When it comes to plant ownership, there are certain things you can do to keep your plants alive longer. Even if your jade is leggy, or your dieffenbachia looks like it’s on death door, there’s still hope—as long as you know what do next. Follow these tips, including the helpful Rule of Thirds, to help your green friend thrive again.

Follow the 1/3 Rule

Not all plants look beautiful all the time. Sometimes you’ll need to trim some weird or dead leaves from your plant, or a few wayward limbs. That’s okay! Moderate pruning can stimulate new growth that’s healthy for your plant. A good rule to follow is to not trim off more than one-third of the plant. (This rule extends to all areas of horticulture, including trees and shrubs as well.) If you cut off more than one-third, the plant might go into shock and not recover.

Neglect to Repot

All houseplants need to be repotted at some time or another. You don’t have to do it right away, though. It’s time to repot when: a) you notice that your plant has stopped growing, even though you’re caring for it properly; b) you can see aerial roots coming out of the soil or roots growing out of the bottom of the pot; and c) you pop the plant out of its pot and the roots are tight and bound together. This is called being “root bound.” The best time for repotting is in the spring, as most houseplants go dormant or slow their growth in the winter months, because the light is weaker and less prominent.

Don’t Over Water

Don’t assume that all sick-looking plants just need more water. Overwatering just leads to root rot, which kills the plant from the inside out. Then, after your plant dies, you’ll be left with a smelly, grimy pot to clean out.

Watch Temperature Exposure

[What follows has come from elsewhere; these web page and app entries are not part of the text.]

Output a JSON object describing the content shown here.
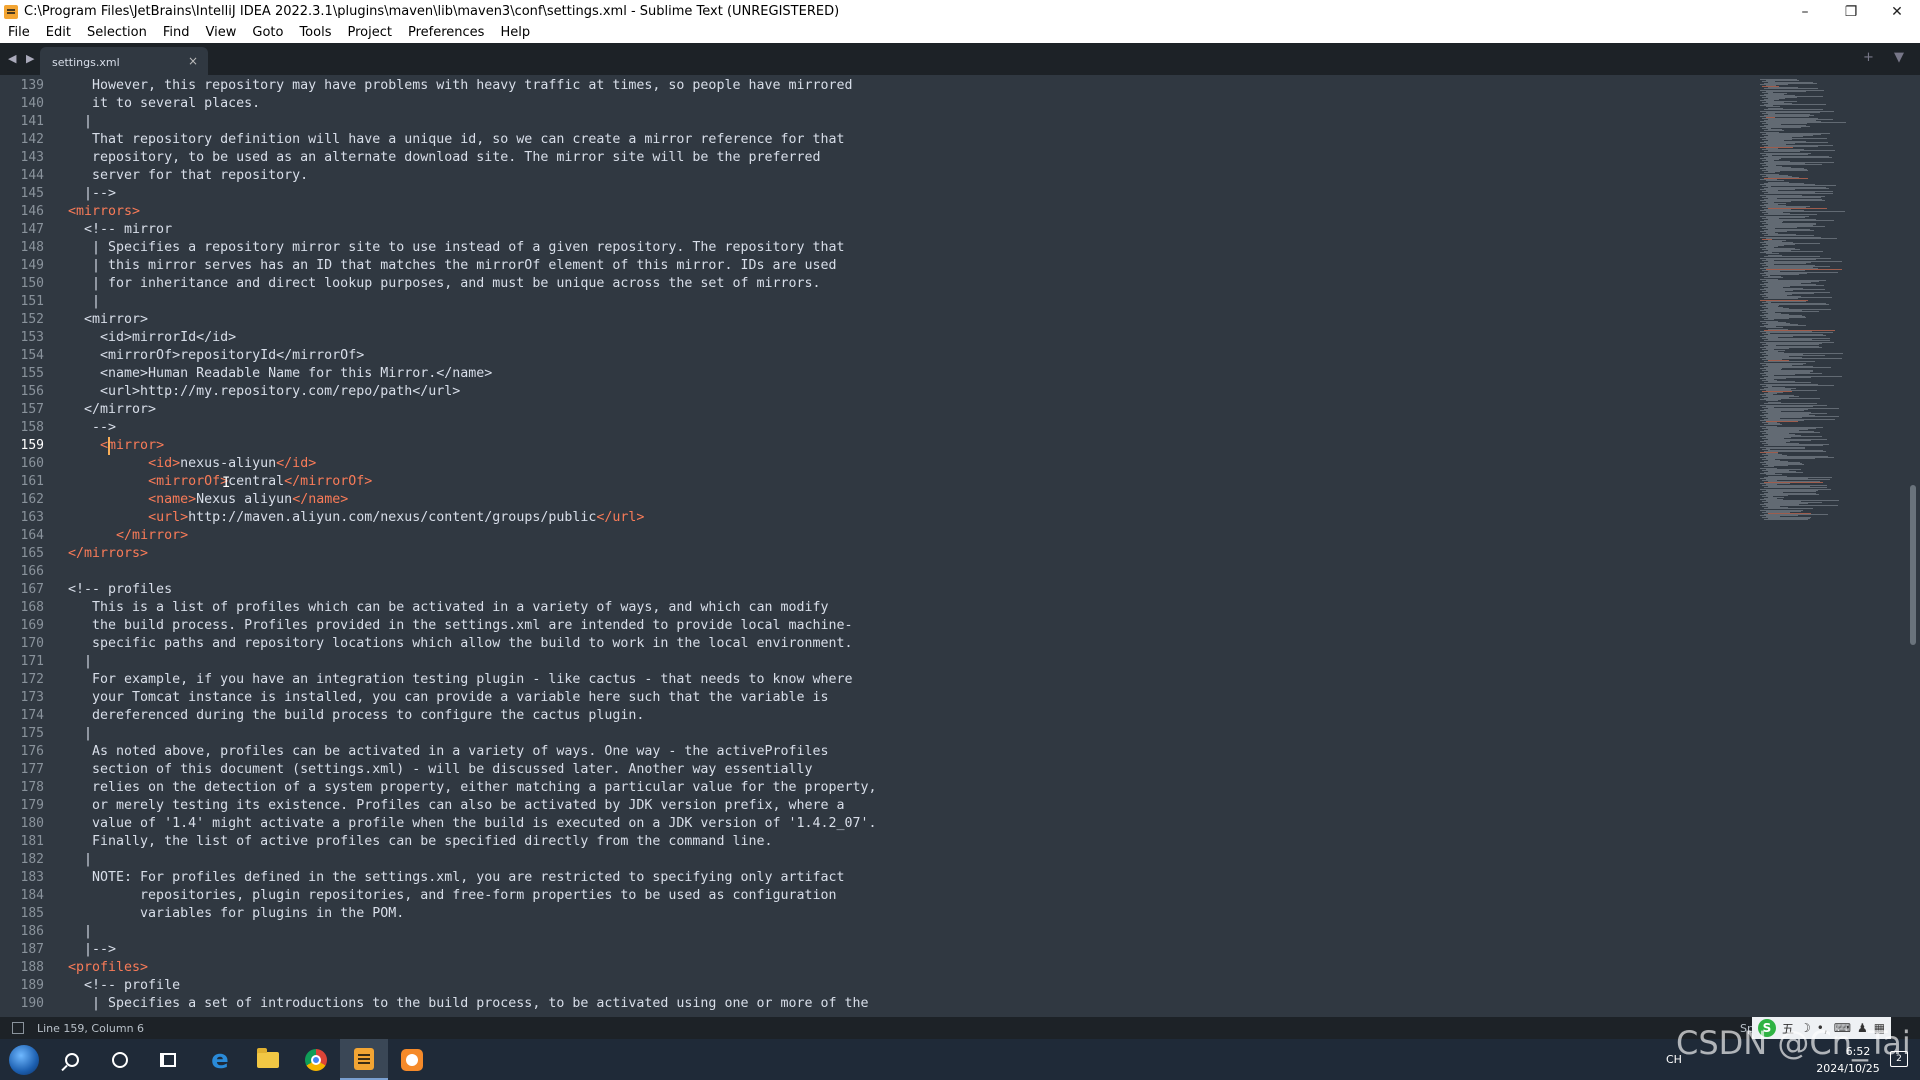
{
  "window": {
    "title": "C:\\Program Files\\JetBrains\\IntelliJ IDEA 2022.3.1\\plugins\\maven\\lib\\maven3\\conf\\settings.xml - Sublime Text (UNREGISTERED)",
    "minimize": "–",
    "maximize": "❐",
    "close": "✕"
  },
  "menu": [
    "File",
    "Edit",
    "Selection",
    "Find",
    "View",
    "Goto",
    "Tools",
    "Project",
    "Preferences",
    "Help"
  ],
  "tabs": {
    "nav_arrows": "◀ ▶",
    "active_tab": "settings.xml",
    "close_glyph": "×",
    "right_controls": "+ ▼"
  },
  "editor": {
    "current_line": 159,
    "lines": [
      {
        "n": "139",
        "t": "   However, this repository may have problems with heavy traffic at times, so people have mirrored"
      },
      {
        "n": "140",
        "t": "   it to several places."
      },
      {
        "n": "141",
        "t": "  |"
      },
      {
        "n": "142",
        "t": "   That repository definition will have a unique id, so we can create a mirror reference for that"
      },
      {
        "n": "143",
        "t": "   repository, to be used as an alternate download site. The mirror site will be the preferred"
      },
      {
        "n": "144",
        "t": "   server for that repository."
      },
      {
        "n": "145",
        "t": "  |-->"
      },
      {
        "n": "146",
        "t": "<mirrors>"
      },
      {
        "n": "147",
        "t": "  <!-- mirror"
      },
      {
        "n": "148",
        "t": "   | Specifies a repository mirror site to use instead of a given repository. The repository that"
      },
      {
        "n": "149",
        "t": "   | this mirror serves has an ID that matches the mirrorOf element of this mirror. IDs are used"
      },
      {
        "n": "150",
        "t": "   | for inheritance and direct lookup purposes, and must be unique across the set of mirrors."
      },
      {
        "n": "151",
        "t": "   |"
      },
      {
        "n": "152",
        "t": "  <mirror>"
      },
      {
        "n": "153",
        "t": "    <id>mirrorId</id>"
      },
      {
        "n": "154",
        "t": "    <mirrorOf>repositoryId</mirrorOf>"
      },
      {
        "n": "155",
        "t": "    <name>Human Readable Name for this Mirror.</name>"
      },
      {
        "n": "156",
        "t": "    <url>http://my.repository.com/repo/path</url>"
      },
      {
        "n": "157",
        "t": "  </mirror>"
      },
      {
        "n": "158",
        "t": "   -->"
      },
      {
        "n": "159",
        "t": "    <mirror>"
      },
      {
        "n": "160",
        "t": "          <id>nexus-aliyun</id>"
      },
      {
        "n": "161",
        "t": "          <mirrorOf>central</mirrorOf>"
      },
      {
        "n": "162",
        "t": "          <name>Nexus aliyun</name>"
      },
      {
        "n": "163",
        "t": "          <url>http://maven.aliyun.com/nexus/content/groups/public</url>"
      },
      {
        "n": "164",
        "t": "      </mirror>"
      },
      {
        "n": "165",
        "t": "</mirrors>"
      },
      {
        "n": "166",
        "t": ""
      },
      {
        "n": "167",
        "t": "<!-- profiles"
      },
      {
        "n": "168",
        "t": "   This is a list of profiles which can be activated in a variety of ways, and which can modify"
      },
      {
        "n": "169",
        "t": "   the build process. Profiles provided in the settings.xml are intended to provide local machine-"
      },
      {
        "n": "170",
        "t": "   specific paths and repository locations which allow the build to work in the local environment."
      },
      {
        "n": "171",
        "t": "  |"
      },
      {
        "n": "172",
        "t": "   For example, if you have an integration testing plugin - like cactus - that needs to know where"
      },
      {
        "n": "173",
        "t": "   your Tomcat instance is installed, you can provide a variable here such that the variable is"
      },
      {
        "n": "174",
        "t": "   dereferenced during the build process to configure the cactus plugin."
      },
      {
        "n": "175",
        "t": "  |"
      },
      {
        "n": "176",
        "t": "   As noted above, profiles can be activated in a variety of ways. One way - the activeProfiles"
      },
      {
        "n": "177",
        "t": "   section of this document (settings.xml) - will be discussed later. Another way essentially"
      },
      {
        "n": "178",
        "t": "   relies on the detection of a system property, either matching a particular value for the property,"
      },
      {
        "n": "179",
        "t": "   or merely testing its existence. Profiles can also be activated by JDK version prefix, where a"
      },
      {
        "n": "180",
        "t": "   value of '1.4' might activate a profile when the build is executed on a JDK version of '1.4.2_07'."
      },
      {
        "n": "181",
        "t": "   Finally, the list of active profiles can be specified directly from the command line."
      },
      {
        "n": "182",
        "t": "  |"
      },
      {
        "n": "183",
        "t": "   NOTE: For profiles defined in the settings.xml, you are restricted to specifying only artifact"
      },
      {
        "n": "184",
        "t": "         repositories, plugin repositories, and free-form properties to be used as configuration"
      },
      {
        "n": "185",
        "t": "         variables for plugins in the POM."
      },
      {
        "n": "186",
        "t": "  |"
      },
      {
        "n": "187",
        "t": "  |-->"
      },
      {
        "n": "188",
        "t": "<profiles>"
      },
      {
        "n": "189",
        "t": "  <!-- profile"
      },
      {
        "n": "190",
        "t": "   | Specifies a set of introductions to the build process, to be activated using one or more of the"
      }
    ]
  },
  "status": {
    "position": "Line 159, Column 6",
    "spaces": "Spa"
  },
  "taskbar": {
    "apps": [
      "start",
      "search",
      "cortana",
      "task-view",
      "edge",
      "file-explorer",
      "chrome",
      "sublime-text",
      "app"
    ],
    "language": "CH",
    "time": "6:52",
    "date": "2024/10/25",
    "notifications": "2"
  },
  "ime": {
    "brand": "S",
    "mode": "五"
  },
  "watermark": "CSDN @Cn_Tai"
}
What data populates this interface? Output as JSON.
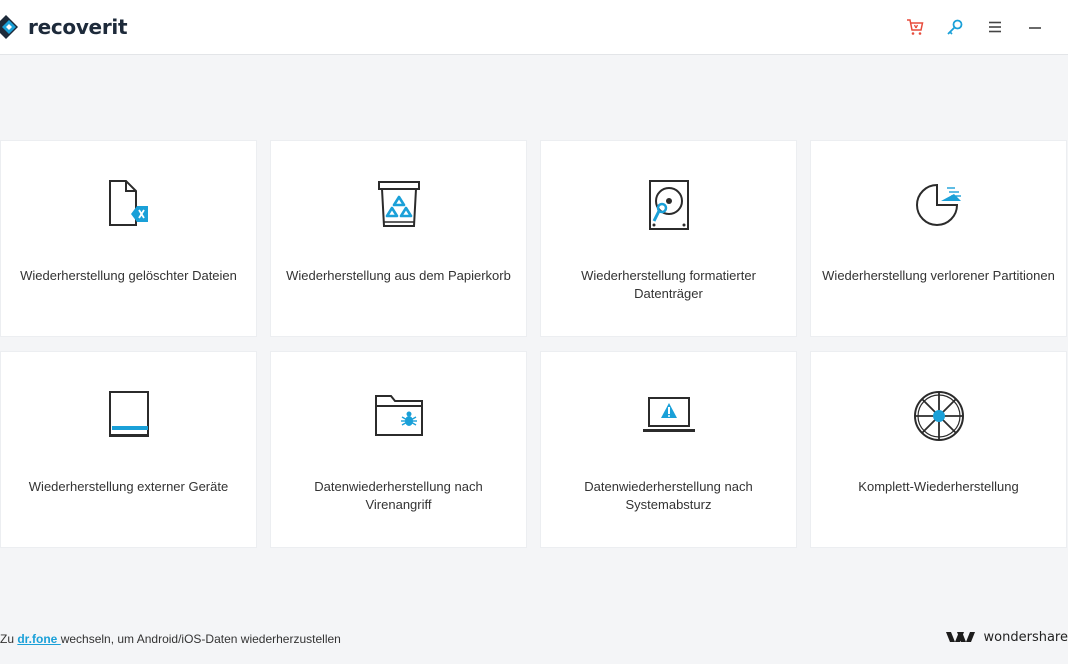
{
  "app": {
    "name": "recoverit"
  },
  "toolbar": {
    "icons": [
      "cart-icon",
      "key-icon",
      "menu-icon",
      "minimize-icon"
    ],
    "colors": {
      "cart": "#e74c3c",
      "key": "#1aa0d8",
      "neutral": "#444444"
    }
  },
  "cards": [
    {
      "label": "Wiederherstellung gelöschter Dateien",
      "icon": "deleted-file-icon"
    },
    {
      "label": "Wiederherstellung aus dem Papierkorb",
      "icon": "recycle-bin-icon"
    },
    {
      "label": "Wiederherstellung formatierter Datenträger",
      "icon": "hard-drive-icon"
    },
    {
      "label": "Wiederherstellung verlorener Partitionen",
      "icon": "partition-icon"
    },
    {
      "label": "Wiederherstellung externer Geräte",
      "icon": "external-device-icon"
    },
    {
      "label": "Datenwiederherstellung nach Virenangriff",
      "icon": "virus-folder-icon"
    },
    {
      "label": "Datenwiederherstellung nach Systemabsturz",
      "icon": "crashed-computer-icon"
    },
    {
      "label": "Komplett-Wiederherstellung",
      "icon": "all-around-icon"
    }
  ],
  "footer": {
    "prefix": "Zu ",
    "link": "dr.fone ",
    "suffix": "wechseln, um Android/iOS-Daten wiederherzustellen",
    "brand": "wondershare"
  },
  "theme": {
    "accent": "#1aa0d8",
    "dark": "#2b2b2b"
  }
}
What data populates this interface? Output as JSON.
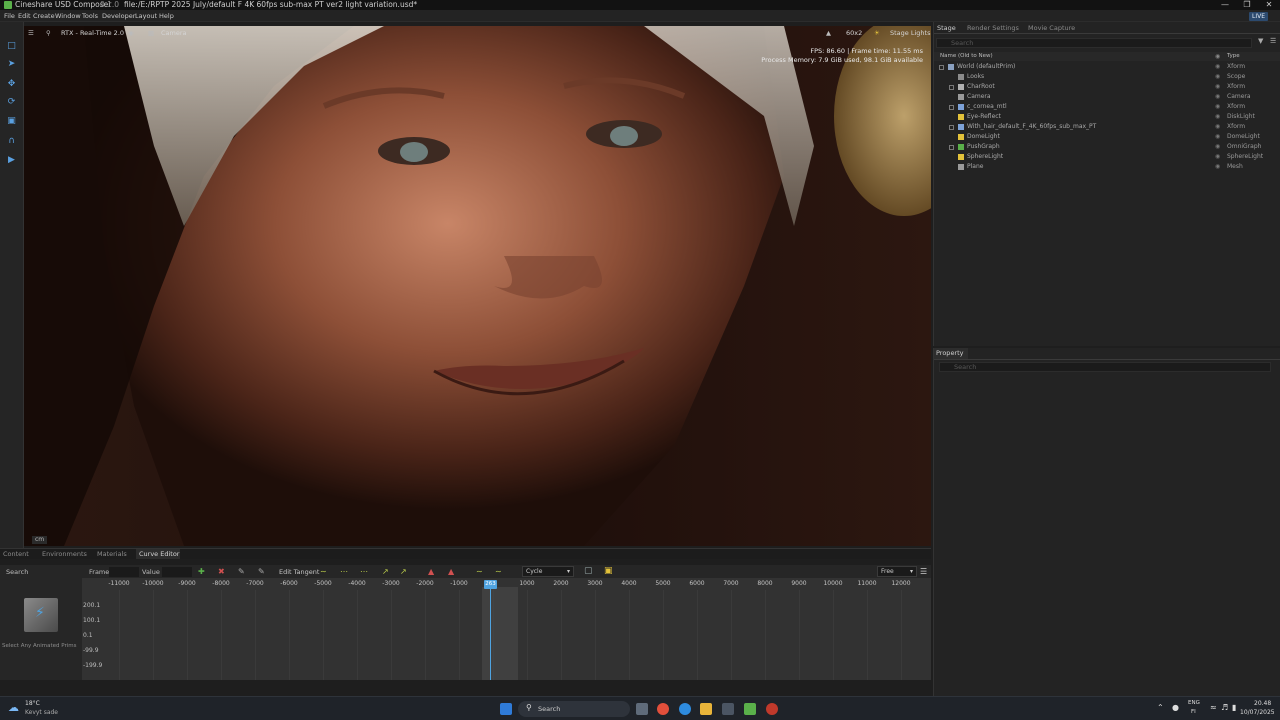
{
  "window": {
    "app_name": "Cineshare USD Composer",
    "version": "0.1.0",
    "file_path": "file:/E:/RPTP 2025 July/default F 4K 60fps sub-max PT ver2 light variation.usd*",
    "minimize_icon": "minimize-icon",
    "maximize_icon": "restore-icon",
    "close_icon": "close-icon"
  },
  "menu": {
    "items": [
      "File",
      "Edit",
      "Create",
      "Window",
      "Tools",
      "Developer",
      "Layout",
      "Help"
    ],
    "live_label": "LIVE"
  },
  "viewport": {
    "renderer_label": "RTX - Real-Time 2.0",
    "camera_label": "Camera",
    "resolution_label": "60x2",
    "stage_lights_label": "Stage Lights",
    "fps_line": "FPS: 86.60  |  Frame time: 11.55 ms",
    "memory_line": "Process Memory: 7.9 GiB used, 98.1 GiB available",
    "units_badge": "cm"
  },
  "stage_panel": {
    "tabs": [
      "Stage",
      "Render Settings",
      "Movie Capture"
    ],
    "search_placeholder": "Search",
    "col_name": "Name (Old to New)",
    "col_type": "Type",
    "rows": [
      {
        "name": "World (defaultPrim)",
        "type": "Xform",
        "indent": 0,
        "icon_color": "#8aa0c0"
      },
      {
        "name": "Looks",
        "type": "Scope",
        "indent": 1,
        "icon_color": "#8c8c8c"
      },
      {
        "name": "CharRoot",
        "type": "Xform",
        "indent": 1,
        "icon_color": "#b0b0b0"
      },
      {
        "name": "Camera",
        "type": "Camera",
        "indent": 1,
        "icon_color": "#9a9a9a"
      },
      {
        "name": "c_cornea_mtl",
        "type": "Xform",
        "indent": 1,
        "icon_color": "#7da2d8"
      },
      {
        "name": "Eye-Reflect",
        "type": "DiskLight",
        "indent": 1,
        "icon_color": "#e3c23a"
      },
      {
        "name": "With_hair_default_F_4K_60fps_sub_max_PT",
        "type": "Xform",
        "indent": 1,
        "icon_color": "#7da2d8"
      },
      {
        "name": "DomeLight",
        "type": "DomeLight",
        "indent": 1,
        "icon_color": "#e3c23a"
      },
      {
        "name": "PushGraph",
        "type": "OmniGraph",
        "indent": 1,
        "icon_color": "#5ab04a"
      },
      {
        "name": "SphereLight",
        "type": "SphereLight",
        "indent": 1,
        "icon_color": "#e3c23a"
      },
      {
        "name": "Plane",
        "type": "Mesh",
        "indent": 1,
        "icon_color": "#9a9a9a"
      }
    ]
  },
  "property_panel": {
    "tab": "Property",
    "search_placeholder": "Search"
  },
  "bottom_tabs": [
    "Content",
    "Environments",
    "Materials",
    "Curve Editor"
  ],
  "curve_editor": {
    "search_label": "Search",
    "frame_label": "Frame",
    "value_label": "Value",
    "edit_tangent_label": "Edit Tangent",
    "cycle_value": "Cycle",
    "free_value": "Free",
    "select_hint": "Select Any Animated Prims",
    "ticks": [
      "-11000",
      "-10000",
      "-9000",
      "-8000",
      "-7000",
      "-6000",
      "-5000",
      "-4000",
      "-3000",
      "-2000",
      "-1000",
      "0",
      "1000",
      "2000",
      "3000",
      "4000",
      "5000",
      "6000",
      "7000",
      "8000",
      "9000",
      "10000",
      "11000",
      "12000"
    ],
    "playhead_label": "263",
    "value_labels": [
      "200.1",
      "100.1",
      "0.1",
      "-99.9",
      "-199.9"
    ]
  },
  "taskbar": {
    "weather_temp": "18°C",
    "weather_text": "Kevyt sade",
    "search_label": "Search",
    "lang_top": "ENG",
    "lang_bottom": "FI",
    "time": "20.48",
    "date": "10/07/2025"
  }
}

If you put a houseplant near any heat or air exchange, it’s going to suffer. Radiators are houseplant murderers. Pay attention to where your air exchange vents are pointing—if they’re facing right at your tropical palm, change the plant’s position. Also try not to put a plant right next to a door that leads directly outside. In the winter your poor plants will freeze to death.

Pause Before You Trash a Sad-Looking Plant

If you do end up with a totally dried-up plant, you might think, “Hey, I’m just gonna throw this brown, dead plant right in the trash.” Odds are, it’s probably not dead. (Or, to quote the “Princess Bride,” it’s probably mostly dead.) Even if the foliage is brown and droopy, give it a chance as the root system might be able to reboot. Cut the dead (leaves, stalks and all) down to the soil, put it in a sunny spot and water normally. Give it time and you’ll probably see new growth come shooting out. Only then, if you don’t see progress, throw it out.